Share This



More Computers & Math News

Wednesday, October 22, 2014

Featured Research

from universities, journals, and other organizations


Featured Videos

from AP, Reuters, AFP, and other news services

Thanks, Marty McFly! Hoverboards Could Be Coming In 2015

Thanks, Marty McFly! Hoverboards Could Be Coming In 2015

Newsy (Oct. 21, 2014) If you've ever watched "Back to the Future Part II" and wanted to get your hands on a hoverboard, well, you might soon be in luck. Video provided by Newsy
Powered by NewsLook.com
Robots to Fly Planes Where Humans Can't

Robots to Fly Planes Where Humans Can't

Reuters - Innovations Video Online (Oct. 21, 2014) Researchers in South Korea are developing a robotic pilot that could potentially replace humans in the cockpit. Unlike drones and autopilot programs which are configured for specific aircraft, the robots' humanoid design will allow it to fly any type of plane with no additional sensors. Ben Gruber reports. Video provided by Reuters
Powered by NewsLook.com
Japanese Scientists Unveil Floating 3D Projection

Japanese Scientists Unveil Floating 3D Projection

Reuters - Innovations Video Online (Oct. 20, 2014) Scientists in Tokyo have demonstrated what they say is the world's first 3D projection that floats in mid air. A laser that fires a pulse up to a thousand times a second superheats molecules in the air, creating a spark which can be guided to certain points in the air to shape what the human eye perceives as an image. Matthew Stock reports. Video provided by Reuters
Powered by NewsLook.com
Apple Enters Mobile Payment Business

Apple Enters Mobile Payment Business

AP (Oct. 20, 2014) Apple is making a strategic bet with the launch of Apple Pay, the mobile pay service aimed at turning your iPhone into your wallet. (Oct. 20) Video provided by AP
Powered by NewsLook.com

Search ScienceDaily

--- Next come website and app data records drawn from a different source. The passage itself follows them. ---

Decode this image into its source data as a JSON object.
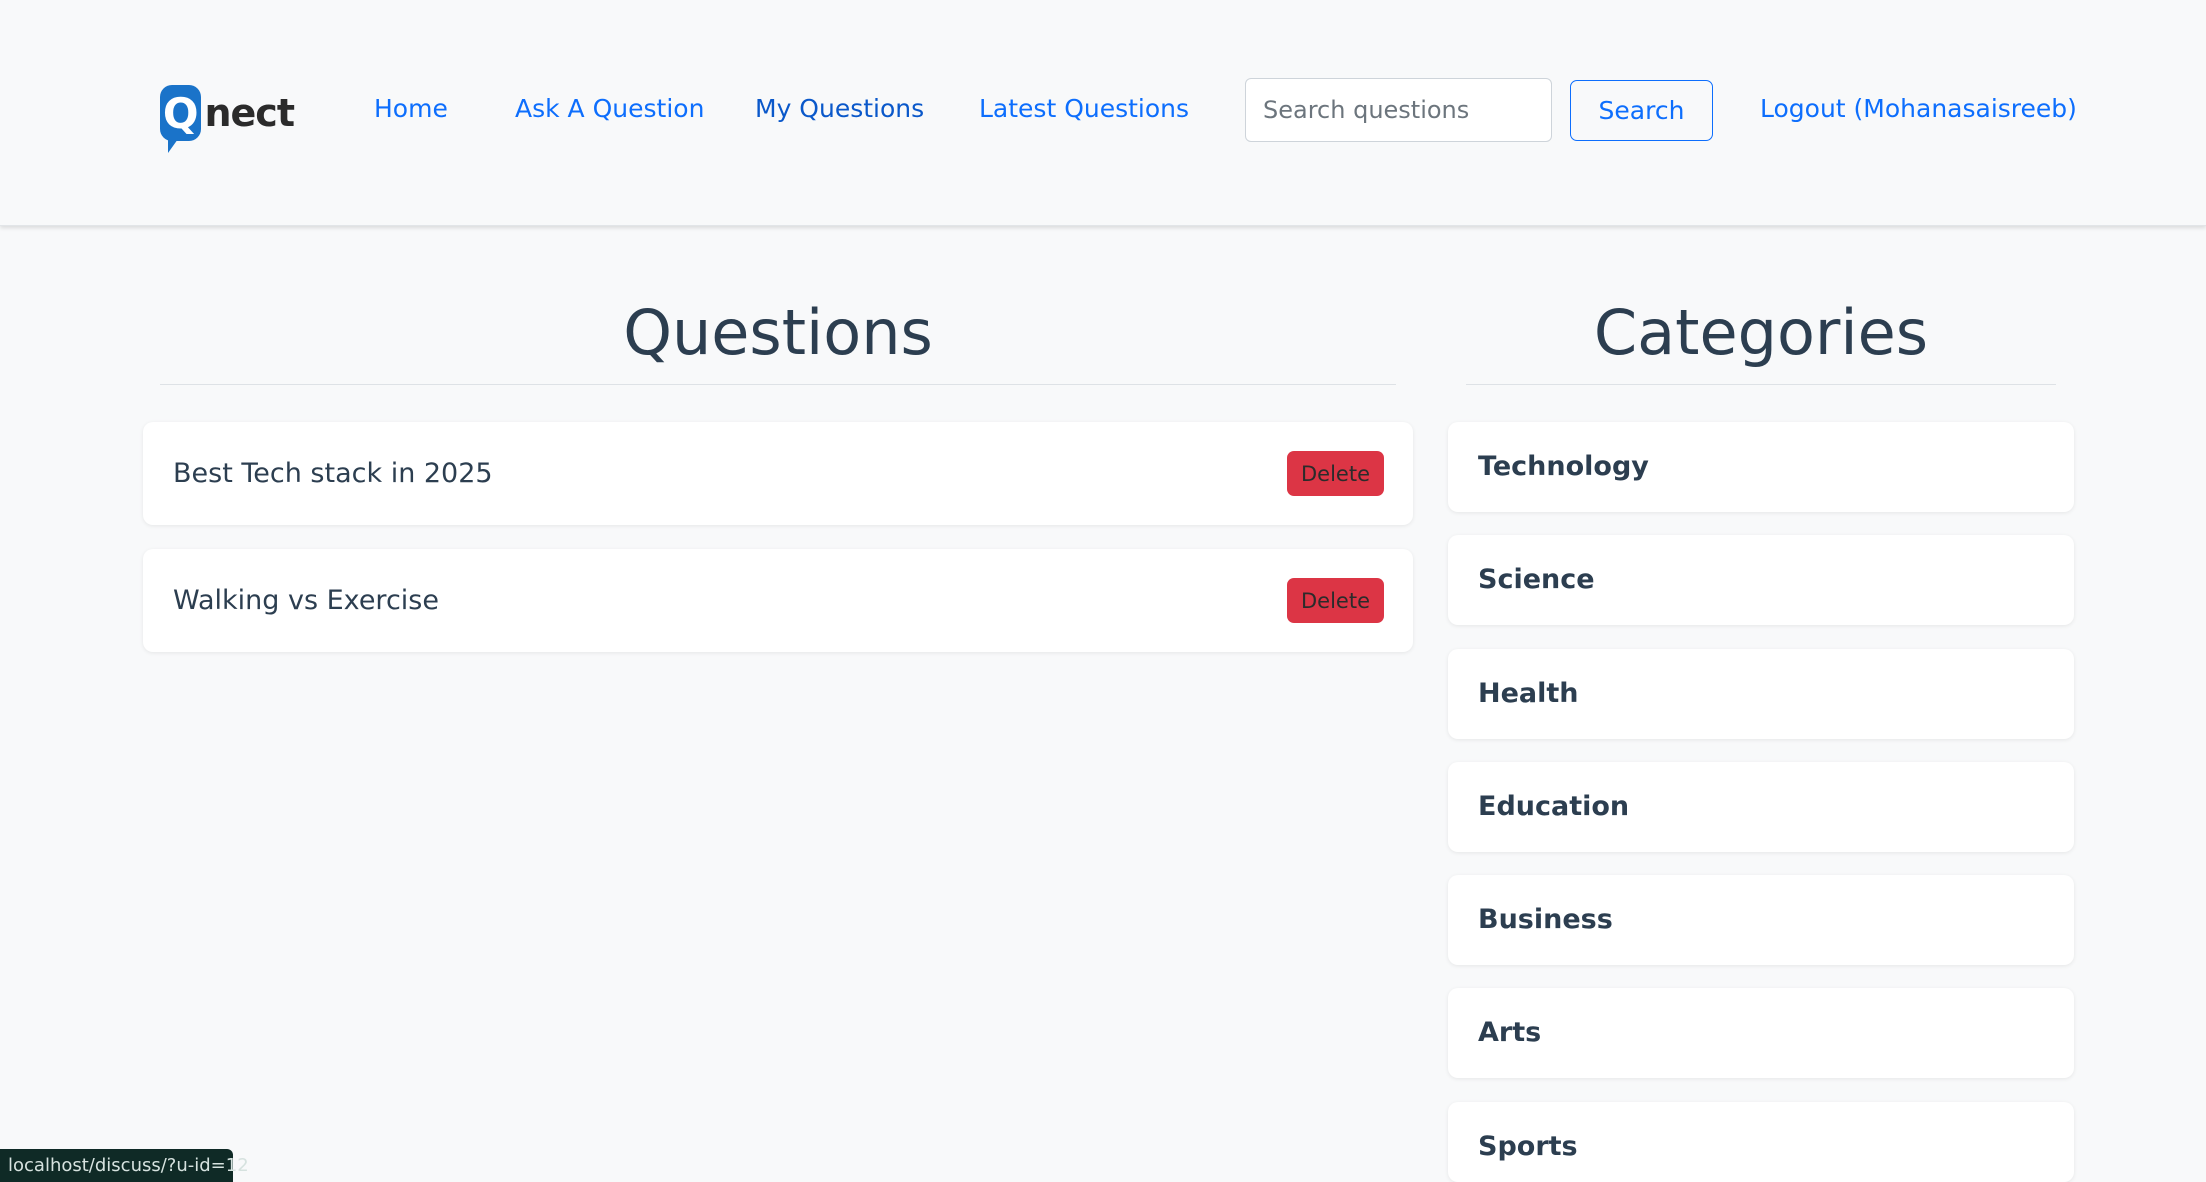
{
  "brand": {
    "logo_letter": "Q",
    "logo_rest": "nect",
    "accent": "#1a73c9"
  },
  "nav": {
    "home": "Home",
    "ask": "Ask A Question",
    "my_questions": "My Questions",
    "latest": "Latest Questions",
    "search_placeholder": "Search questions",
    "search_button": "Search",
    "logout": "Logout (Mohanasaisreeb)"
  },
  "questions": {
    "heading": "Questions",
    "items": [
      {
        "title": "Best Tech stack in 2025",
        "delete_label": "Delete"
      },
      {
        "title": "Walking vs Exercise",
        "delete_label": "Delete"
      }
    ]
  },
  "categories": {
    "heading": "Categories",
    "items": [
      "Technology",
      "Science",
      "Health",
      "Education",
      "Business",
      "Arts",
      "Sports"
    ]
  },
  "status_url": "localhost/discuss/?u-id=12",
  "colors": {
    "link": "#0d6efd",
    "danger": "#dc3545",
    "text": "#2c3e50",
    "background": "#f8f9fa"
  }
}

Number of stories in archives: 140,361

Find with keyword(s):
Enter a keyword or phrase to search ScienceDaily for related topics and research stories.

Save/Print:
Share:

Breaking News:

Strange & Offbeat Stories


Space & Time

Matter & Energy

Computers & Math

In Other News

... from NewsDaily.com

Science News

Health News

Environment News

Technology News



Save/Print:
Share:

Free Subscriptions


Get the latest science news with ScienceDaily's free email newsletters, updated daily and weekly. Or view hourly updated newsfeeds in your RSS reader:

Get Social & Mobile


Keep up to date with the latest news from ScienceDaily via social networks and mobile apps:

Have Feedback?


Tell us what you think of ScienceDaily -- we welcome both positive and negative comments. Have any problems using the site? Questions?
Mobile: iPhone Android Web
Follow: Facebook Twitter Google+
Subscribe: RSS Feeds Email Newsletters
Latest Headlines Health & Medicine Mind & Brain Space & Time Matter & Energy Computers & Math Plants & Animals Earth & Climate Fossils & Ruins